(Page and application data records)
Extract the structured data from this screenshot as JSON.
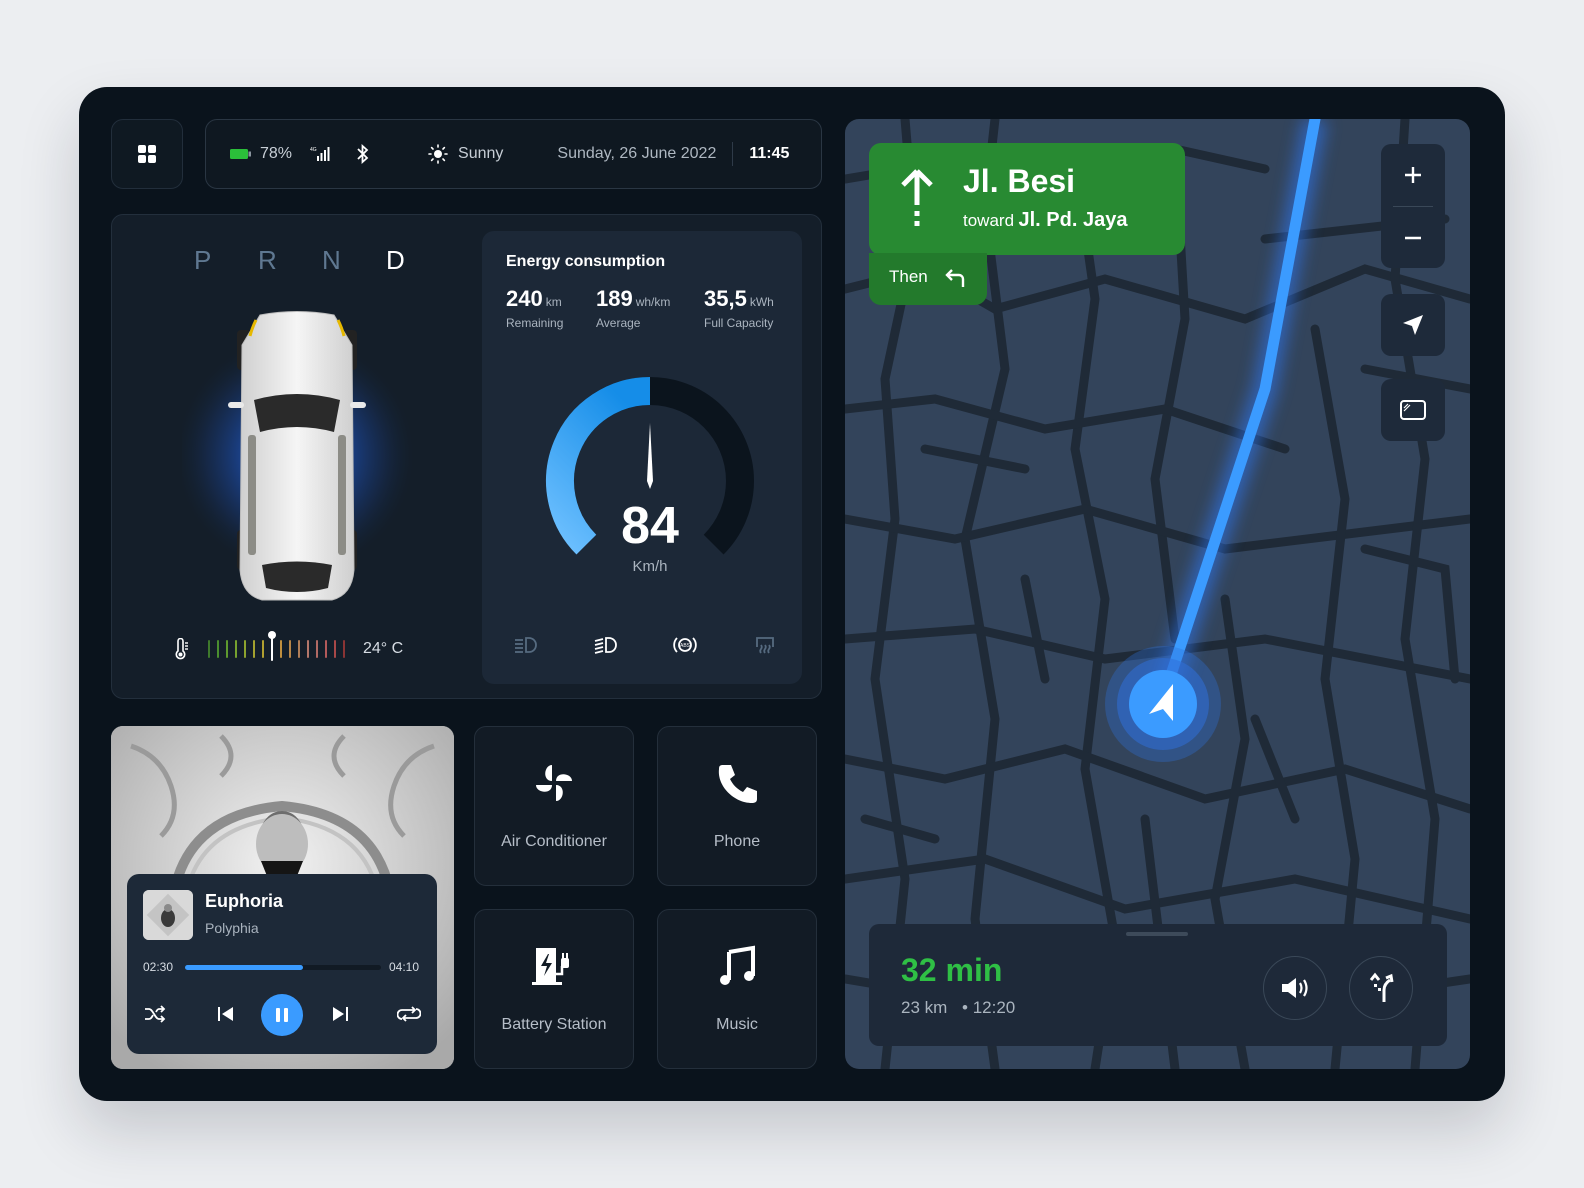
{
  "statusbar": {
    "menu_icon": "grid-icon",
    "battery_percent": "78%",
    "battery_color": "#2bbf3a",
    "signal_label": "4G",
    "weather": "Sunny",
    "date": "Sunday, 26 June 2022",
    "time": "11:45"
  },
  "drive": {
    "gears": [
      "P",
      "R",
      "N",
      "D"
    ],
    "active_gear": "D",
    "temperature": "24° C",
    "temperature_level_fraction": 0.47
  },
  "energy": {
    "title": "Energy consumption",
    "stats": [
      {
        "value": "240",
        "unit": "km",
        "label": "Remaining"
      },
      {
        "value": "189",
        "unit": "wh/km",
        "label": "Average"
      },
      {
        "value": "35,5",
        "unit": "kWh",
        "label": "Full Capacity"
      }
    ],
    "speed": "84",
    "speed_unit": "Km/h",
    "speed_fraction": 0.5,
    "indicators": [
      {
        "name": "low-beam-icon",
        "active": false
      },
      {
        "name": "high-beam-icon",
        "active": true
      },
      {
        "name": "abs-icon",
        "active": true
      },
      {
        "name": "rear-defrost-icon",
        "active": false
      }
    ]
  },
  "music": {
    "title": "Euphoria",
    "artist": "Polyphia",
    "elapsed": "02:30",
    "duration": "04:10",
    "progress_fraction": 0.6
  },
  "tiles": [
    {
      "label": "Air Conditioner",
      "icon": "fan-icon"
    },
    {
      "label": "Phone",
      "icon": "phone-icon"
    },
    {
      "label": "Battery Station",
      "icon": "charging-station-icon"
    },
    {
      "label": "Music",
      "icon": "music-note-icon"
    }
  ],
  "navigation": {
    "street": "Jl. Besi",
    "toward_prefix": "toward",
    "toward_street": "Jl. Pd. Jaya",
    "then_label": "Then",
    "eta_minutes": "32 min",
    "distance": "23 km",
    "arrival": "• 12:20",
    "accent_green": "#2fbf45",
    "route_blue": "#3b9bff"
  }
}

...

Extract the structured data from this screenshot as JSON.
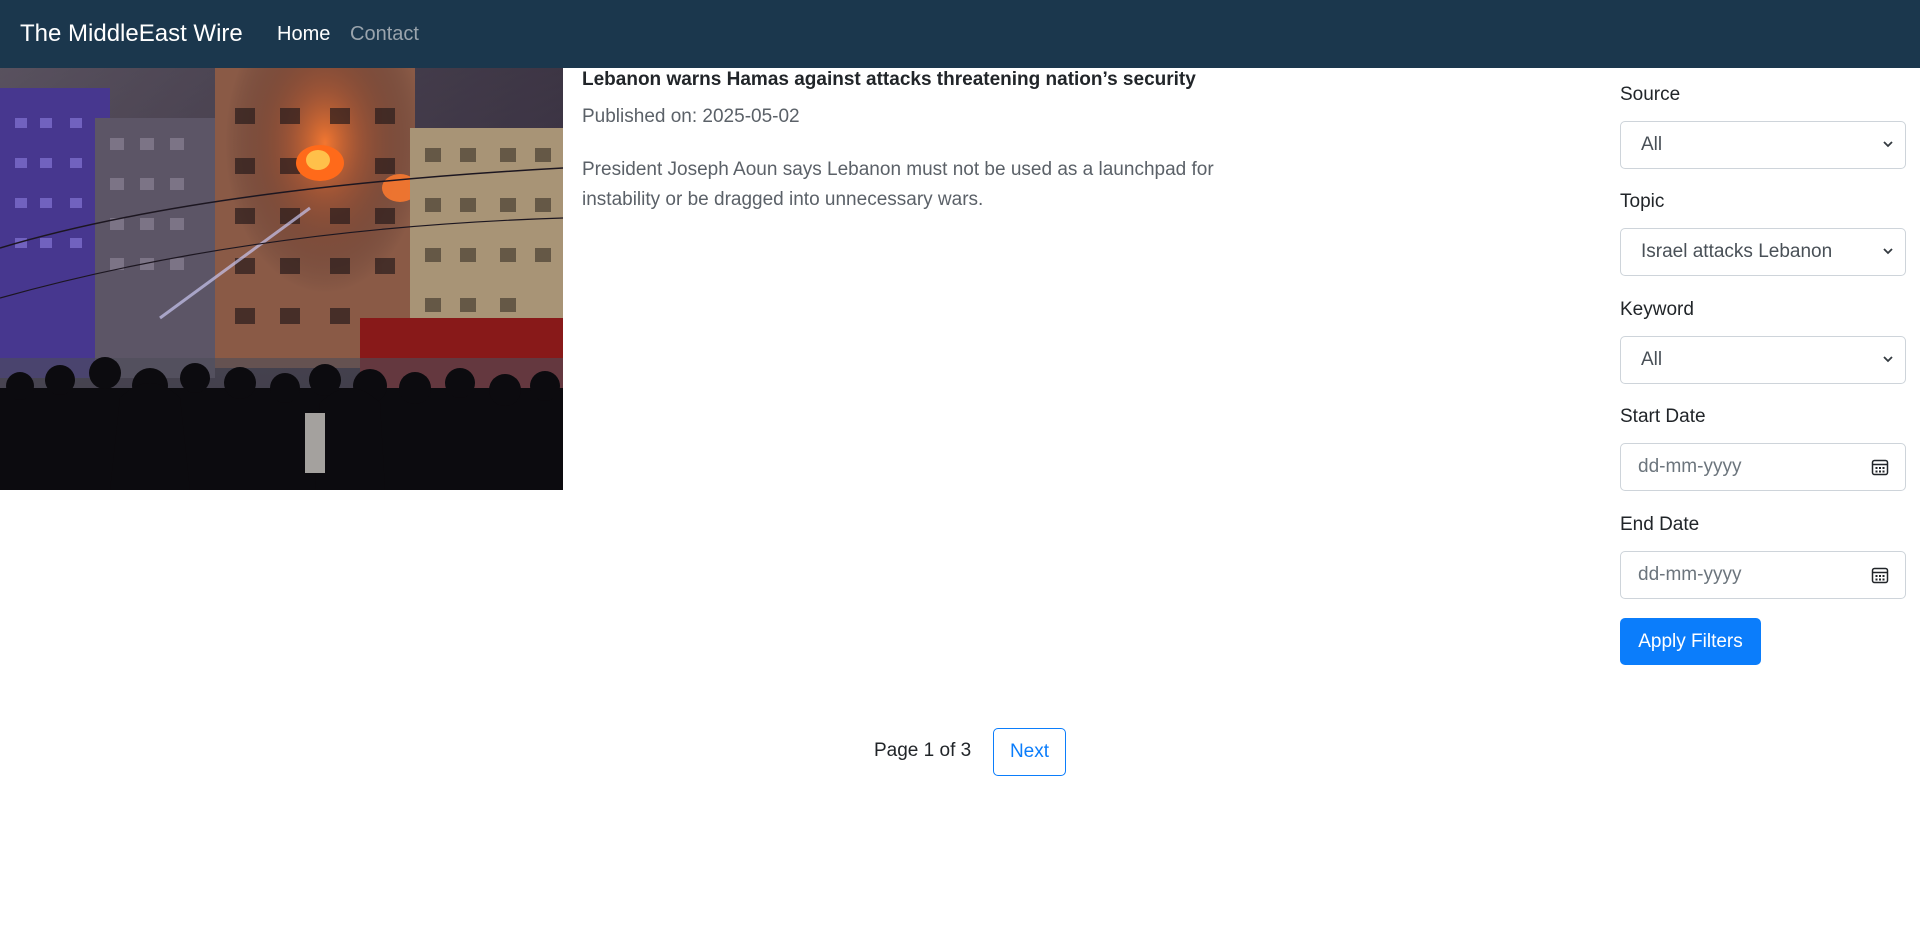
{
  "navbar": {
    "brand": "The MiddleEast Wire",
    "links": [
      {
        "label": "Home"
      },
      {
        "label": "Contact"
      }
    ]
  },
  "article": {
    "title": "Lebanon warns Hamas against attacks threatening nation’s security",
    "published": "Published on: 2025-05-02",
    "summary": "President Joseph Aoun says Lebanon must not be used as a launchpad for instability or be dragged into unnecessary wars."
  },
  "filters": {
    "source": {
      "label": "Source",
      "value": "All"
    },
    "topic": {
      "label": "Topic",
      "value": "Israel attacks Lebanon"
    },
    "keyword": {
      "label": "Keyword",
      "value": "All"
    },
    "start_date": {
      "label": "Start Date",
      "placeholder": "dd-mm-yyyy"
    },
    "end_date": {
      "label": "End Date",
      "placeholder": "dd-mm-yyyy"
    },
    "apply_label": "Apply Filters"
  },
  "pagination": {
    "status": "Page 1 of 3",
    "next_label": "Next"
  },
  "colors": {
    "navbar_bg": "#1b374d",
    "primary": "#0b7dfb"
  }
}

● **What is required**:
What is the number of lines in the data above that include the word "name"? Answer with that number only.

● **Exercise output**:
4